The beauty of the insurance model is that the business expands to cover personal and commercial risks as the world expands. The more cars on the planet, the more car insurance to sell.

The more people, the more life insurance. Brand new technologies, brand new commercial covers. It all works well; until it doesn’t.

As Risk & Insurance® associate editor Michelle Kerr and her sources point out, growing populations and rising property values, combined with an increase in high-severity catastrophes, threaten to push the insurance coverage gap to critical levels.

This aggregation of uninsured value got a recent proof in CAT-filled 2017. The global tally for natural disaster losses in 2017 was $330 billion; 60 percent of it was uninsured.
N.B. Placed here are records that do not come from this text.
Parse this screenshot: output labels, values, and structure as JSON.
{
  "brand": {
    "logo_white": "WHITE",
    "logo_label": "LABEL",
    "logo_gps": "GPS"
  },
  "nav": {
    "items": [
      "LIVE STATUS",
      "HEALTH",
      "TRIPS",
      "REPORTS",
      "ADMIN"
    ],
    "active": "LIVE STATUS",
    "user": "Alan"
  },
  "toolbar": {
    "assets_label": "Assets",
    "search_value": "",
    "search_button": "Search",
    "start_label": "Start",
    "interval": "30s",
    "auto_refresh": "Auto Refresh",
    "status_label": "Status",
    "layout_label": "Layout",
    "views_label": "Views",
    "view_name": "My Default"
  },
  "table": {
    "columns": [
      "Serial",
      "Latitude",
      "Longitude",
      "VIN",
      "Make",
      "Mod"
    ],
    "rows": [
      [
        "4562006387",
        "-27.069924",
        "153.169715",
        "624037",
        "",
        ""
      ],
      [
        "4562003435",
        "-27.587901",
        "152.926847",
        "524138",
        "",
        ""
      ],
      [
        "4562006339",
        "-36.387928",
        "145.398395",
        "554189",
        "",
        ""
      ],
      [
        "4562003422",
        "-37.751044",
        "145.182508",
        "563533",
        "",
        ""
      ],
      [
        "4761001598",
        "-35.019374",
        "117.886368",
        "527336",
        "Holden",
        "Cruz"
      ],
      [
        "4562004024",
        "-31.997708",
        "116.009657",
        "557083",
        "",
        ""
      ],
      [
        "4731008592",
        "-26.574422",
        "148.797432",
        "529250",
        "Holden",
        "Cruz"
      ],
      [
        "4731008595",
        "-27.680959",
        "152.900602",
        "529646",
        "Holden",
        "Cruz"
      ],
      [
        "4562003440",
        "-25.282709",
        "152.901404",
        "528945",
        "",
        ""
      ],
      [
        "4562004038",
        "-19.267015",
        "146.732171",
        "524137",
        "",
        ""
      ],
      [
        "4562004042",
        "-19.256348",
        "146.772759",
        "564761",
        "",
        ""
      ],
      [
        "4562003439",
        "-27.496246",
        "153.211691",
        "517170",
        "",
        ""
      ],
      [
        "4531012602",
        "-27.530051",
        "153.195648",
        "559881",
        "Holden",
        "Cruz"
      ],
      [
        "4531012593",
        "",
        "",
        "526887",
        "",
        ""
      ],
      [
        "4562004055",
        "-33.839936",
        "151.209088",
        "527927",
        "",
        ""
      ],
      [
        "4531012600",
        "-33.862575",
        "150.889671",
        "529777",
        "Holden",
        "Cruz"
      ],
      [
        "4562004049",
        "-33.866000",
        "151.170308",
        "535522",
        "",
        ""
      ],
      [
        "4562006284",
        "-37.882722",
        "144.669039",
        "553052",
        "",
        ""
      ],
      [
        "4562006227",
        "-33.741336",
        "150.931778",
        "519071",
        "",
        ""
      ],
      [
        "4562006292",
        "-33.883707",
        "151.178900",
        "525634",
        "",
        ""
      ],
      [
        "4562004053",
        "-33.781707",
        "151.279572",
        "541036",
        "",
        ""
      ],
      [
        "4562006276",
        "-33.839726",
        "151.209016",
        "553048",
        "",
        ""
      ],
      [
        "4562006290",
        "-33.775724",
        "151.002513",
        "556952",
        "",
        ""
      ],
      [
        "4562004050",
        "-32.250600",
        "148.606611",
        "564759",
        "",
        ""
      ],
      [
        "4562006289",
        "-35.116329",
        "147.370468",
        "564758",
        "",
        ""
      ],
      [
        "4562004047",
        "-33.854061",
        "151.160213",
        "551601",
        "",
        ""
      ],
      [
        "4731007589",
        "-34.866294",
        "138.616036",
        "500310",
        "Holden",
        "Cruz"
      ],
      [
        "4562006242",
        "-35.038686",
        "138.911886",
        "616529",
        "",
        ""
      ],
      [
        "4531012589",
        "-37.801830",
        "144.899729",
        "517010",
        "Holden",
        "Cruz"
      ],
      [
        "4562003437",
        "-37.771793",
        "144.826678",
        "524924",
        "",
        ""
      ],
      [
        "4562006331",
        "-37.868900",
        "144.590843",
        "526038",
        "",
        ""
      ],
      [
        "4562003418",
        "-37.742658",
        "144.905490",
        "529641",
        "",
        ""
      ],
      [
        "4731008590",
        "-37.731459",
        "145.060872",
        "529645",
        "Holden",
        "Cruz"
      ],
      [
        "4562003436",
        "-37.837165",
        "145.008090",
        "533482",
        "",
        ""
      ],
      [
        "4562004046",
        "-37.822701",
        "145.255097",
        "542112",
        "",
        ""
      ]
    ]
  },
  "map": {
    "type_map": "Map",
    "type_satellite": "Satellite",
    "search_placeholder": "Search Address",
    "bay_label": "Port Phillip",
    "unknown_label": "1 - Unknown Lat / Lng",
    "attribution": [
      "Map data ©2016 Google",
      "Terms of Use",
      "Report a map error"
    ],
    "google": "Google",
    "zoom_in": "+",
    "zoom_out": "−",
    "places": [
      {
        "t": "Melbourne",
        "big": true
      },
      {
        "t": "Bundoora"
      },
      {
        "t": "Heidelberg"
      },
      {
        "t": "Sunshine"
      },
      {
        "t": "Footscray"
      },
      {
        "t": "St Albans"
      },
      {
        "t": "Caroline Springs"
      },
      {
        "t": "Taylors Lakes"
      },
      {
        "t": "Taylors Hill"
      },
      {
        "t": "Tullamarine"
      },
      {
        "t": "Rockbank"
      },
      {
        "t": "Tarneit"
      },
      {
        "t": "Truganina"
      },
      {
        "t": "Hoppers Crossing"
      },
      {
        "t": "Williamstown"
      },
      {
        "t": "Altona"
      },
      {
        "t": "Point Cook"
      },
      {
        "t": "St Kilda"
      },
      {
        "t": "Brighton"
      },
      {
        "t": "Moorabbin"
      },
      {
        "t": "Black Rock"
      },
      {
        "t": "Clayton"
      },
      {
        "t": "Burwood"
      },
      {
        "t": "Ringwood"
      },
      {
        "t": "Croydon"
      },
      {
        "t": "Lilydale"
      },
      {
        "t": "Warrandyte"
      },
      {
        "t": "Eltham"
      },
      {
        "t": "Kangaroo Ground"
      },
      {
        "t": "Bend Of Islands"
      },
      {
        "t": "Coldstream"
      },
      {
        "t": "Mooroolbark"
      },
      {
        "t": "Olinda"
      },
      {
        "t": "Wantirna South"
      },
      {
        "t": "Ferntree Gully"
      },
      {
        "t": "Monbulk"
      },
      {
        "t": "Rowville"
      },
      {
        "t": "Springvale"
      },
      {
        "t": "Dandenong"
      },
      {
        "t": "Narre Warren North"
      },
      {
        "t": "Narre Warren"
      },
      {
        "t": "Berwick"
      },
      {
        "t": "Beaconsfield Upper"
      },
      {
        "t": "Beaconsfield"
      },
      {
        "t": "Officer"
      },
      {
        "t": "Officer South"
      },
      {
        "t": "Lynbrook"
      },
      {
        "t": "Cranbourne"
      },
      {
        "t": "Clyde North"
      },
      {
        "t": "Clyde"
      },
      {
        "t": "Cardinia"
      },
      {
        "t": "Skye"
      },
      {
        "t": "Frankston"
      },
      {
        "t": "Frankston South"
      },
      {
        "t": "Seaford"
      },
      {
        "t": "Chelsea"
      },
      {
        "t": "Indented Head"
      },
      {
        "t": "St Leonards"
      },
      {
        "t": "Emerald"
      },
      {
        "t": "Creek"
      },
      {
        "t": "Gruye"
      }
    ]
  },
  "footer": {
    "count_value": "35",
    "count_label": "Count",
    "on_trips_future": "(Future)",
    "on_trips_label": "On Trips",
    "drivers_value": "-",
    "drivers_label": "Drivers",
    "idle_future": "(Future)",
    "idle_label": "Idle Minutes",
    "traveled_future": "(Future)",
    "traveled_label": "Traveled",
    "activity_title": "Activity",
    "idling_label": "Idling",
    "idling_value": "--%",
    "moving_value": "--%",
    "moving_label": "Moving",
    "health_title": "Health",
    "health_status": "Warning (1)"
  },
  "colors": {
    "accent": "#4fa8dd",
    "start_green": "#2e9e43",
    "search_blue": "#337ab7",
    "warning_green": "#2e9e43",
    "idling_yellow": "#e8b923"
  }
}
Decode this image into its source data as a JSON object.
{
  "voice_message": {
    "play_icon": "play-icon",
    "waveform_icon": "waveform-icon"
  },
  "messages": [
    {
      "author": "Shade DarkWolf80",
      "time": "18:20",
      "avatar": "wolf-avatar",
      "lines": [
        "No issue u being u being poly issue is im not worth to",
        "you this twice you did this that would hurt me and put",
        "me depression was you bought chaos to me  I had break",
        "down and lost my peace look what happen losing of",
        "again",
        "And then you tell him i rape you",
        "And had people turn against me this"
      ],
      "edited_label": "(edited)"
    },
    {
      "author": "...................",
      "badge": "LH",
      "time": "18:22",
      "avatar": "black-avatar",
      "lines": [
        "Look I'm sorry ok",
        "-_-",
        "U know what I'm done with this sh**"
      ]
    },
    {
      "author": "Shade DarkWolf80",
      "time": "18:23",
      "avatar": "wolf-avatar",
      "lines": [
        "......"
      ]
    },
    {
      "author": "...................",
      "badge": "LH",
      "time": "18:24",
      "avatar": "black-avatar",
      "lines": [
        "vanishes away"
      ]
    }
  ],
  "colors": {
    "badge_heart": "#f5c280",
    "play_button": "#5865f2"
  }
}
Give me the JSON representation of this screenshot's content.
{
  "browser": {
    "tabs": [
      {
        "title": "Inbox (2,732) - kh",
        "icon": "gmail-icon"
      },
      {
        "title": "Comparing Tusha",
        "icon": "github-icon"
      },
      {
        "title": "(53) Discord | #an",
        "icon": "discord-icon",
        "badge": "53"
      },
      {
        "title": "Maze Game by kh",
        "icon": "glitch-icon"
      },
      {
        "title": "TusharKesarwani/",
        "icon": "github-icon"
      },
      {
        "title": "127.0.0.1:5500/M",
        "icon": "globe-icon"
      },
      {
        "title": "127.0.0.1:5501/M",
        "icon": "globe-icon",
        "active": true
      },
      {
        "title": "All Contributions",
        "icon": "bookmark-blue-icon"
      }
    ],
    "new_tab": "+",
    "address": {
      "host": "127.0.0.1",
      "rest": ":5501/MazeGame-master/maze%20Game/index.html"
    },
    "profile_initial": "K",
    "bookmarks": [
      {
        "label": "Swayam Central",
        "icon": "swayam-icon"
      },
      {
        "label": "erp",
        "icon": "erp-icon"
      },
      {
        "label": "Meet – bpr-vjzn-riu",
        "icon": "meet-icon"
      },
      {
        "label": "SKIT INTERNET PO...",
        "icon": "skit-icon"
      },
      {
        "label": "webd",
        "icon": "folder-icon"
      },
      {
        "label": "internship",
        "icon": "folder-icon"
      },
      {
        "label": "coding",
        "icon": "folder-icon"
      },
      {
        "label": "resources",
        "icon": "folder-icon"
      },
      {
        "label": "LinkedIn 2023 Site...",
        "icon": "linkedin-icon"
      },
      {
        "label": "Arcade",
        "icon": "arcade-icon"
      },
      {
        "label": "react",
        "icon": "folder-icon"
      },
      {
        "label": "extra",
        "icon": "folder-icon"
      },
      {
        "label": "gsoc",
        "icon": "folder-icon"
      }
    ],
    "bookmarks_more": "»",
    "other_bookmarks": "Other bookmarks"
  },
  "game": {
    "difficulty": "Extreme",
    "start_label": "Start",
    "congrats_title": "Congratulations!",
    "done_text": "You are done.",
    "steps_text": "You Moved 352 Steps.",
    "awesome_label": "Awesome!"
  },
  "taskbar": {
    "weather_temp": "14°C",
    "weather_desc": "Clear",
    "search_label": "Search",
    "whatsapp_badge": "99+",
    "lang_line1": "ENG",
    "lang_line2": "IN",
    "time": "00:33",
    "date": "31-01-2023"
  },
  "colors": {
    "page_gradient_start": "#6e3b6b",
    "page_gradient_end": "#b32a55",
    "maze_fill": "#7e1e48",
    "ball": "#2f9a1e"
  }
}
Advertisement




This uninsured gap threatens to place unsustainable pressure on public resources and hamstring society’s ability to respond to natural disasters, which show no sign of slowing down or tempering.

A related threat, the combination of a failing infrastructure and increasing storm severity, marks our third MDER. This MDER looks at the largely uninsurable risk of business interruption that results not from damage to your property or your suppliers’ property, but to publicly maintained infrastructure that provides ingress and egress to your property. It’s a danger coming into shape more and more frequently.

As always, our goal in writing about these threats is not to engage in fear mongering. It’s to initiate and expand a dialogue that can hopefully result in better planning and mitigation, saving the lives and limbs of businesses here and around the world.

2018 Most Dangerous Emerging Risks

Critical Coverage Gap

Growing populations and rising property values, combined with an increase in high-severity catastrophes, are pushing the insurance protection gap to a critical level.

Climate Change as a Business Interruption Multiplier

Crumbling roads and bridges isolate companies and trigger business interruption losses.

 

Reputation’s Existential Threat

Social media — the very tool used to connect people in an instant — can threaten a business’s reputation just as quickly.

 

AI as a Risk Multiplier

AI has potential, but it comes with risks. Mitigating these risks helps insurers and insureds alike, enabling advances in almost every field.

 

Dan Reynolds is editor-in-chief of Risk & Insurance. He can be reached at [email protected]